Component data from apps and pages:
........
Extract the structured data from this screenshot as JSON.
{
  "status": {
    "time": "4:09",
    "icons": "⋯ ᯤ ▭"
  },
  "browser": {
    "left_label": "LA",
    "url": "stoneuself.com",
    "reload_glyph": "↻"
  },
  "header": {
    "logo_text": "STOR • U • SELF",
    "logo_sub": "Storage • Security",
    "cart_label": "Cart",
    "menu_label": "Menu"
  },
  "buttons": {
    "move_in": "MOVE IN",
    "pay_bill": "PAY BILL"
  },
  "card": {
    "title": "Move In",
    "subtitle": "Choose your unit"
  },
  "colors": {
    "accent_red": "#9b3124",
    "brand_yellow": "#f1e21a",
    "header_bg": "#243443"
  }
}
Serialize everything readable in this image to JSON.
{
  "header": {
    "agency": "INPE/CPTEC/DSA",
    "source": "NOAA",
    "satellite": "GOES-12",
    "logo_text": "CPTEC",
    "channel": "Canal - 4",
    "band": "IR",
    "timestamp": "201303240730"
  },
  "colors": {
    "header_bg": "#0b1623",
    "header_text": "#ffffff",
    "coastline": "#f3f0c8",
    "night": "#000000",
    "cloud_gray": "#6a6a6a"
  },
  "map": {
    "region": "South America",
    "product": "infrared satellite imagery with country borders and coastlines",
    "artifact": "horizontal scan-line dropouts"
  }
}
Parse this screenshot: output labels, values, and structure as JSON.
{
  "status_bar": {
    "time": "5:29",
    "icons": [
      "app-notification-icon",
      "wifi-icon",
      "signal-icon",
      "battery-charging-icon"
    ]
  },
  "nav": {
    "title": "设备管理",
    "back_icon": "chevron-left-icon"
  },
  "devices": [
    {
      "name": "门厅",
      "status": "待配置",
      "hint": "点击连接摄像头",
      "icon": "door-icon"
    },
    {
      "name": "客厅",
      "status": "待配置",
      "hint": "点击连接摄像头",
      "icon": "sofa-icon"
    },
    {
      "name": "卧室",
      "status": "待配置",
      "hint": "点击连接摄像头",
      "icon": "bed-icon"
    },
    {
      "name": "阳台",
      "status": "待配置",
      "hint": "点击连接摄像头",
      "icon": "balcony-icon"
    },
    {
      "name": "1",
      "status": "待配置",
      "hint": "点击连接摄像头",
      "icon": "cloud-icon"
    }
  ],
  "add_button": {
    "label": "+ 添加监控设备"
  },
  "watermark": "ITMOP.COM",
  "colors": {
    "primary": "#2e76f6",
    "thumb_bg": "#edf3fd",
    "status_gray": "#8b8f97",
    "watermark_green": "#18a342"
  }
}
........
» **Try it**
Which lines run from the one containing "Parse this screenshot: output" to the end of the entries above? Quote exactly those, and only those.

» **Answer box**
Parse this screenshot: output labels, values, and structure as JSON.
{
  "status_bar": {
    "time": "5:29",
    "icons": [
      "app-notification-icon",
      "wifi-icon",
      "signal-icon",
      "battery-charging-icon"
    ]
  },
  "nav": {
    "title": "设备管理",
    "back_icon": "chevron-left-icon"
  },
  "devices": [
    {
      "name": "门厅",
      "status": "待配置",
      "hint": "点击连接摄像头",
      "icon": "door-icon"
    },
    {
      "name": "客厅",
      "status": "待配置",
      "hint": "点击连接摄像头",
      "icon": "sofa-icon"
    },
    {
      "name": "卧室",
      "status": "待配置",
      "hint": "点击连接摄像头",
      "icon": "bed-icon"
    },
    {
      "name": "阳台",
      "status": "待配置",
      "hint": "点击连接摄像头",
      "icon": "balcony-icon"
    },
    {
      "name": "1",
      "status": "待配置",
      "hint": "点击连接摄像头",
      "icon": "cloud-icon"
    }
  ],
  "add_button": {
    "label": "+ 添加监控设备"
  },
  "watermark": "ITMOP.COM",
  "colors": {
    "primary": "#2e76f6",
    "thumb_bg": "#edf3fd",
    "status_gray": "#8b8f97",
    "watermark_green": "#18a342"
  }
}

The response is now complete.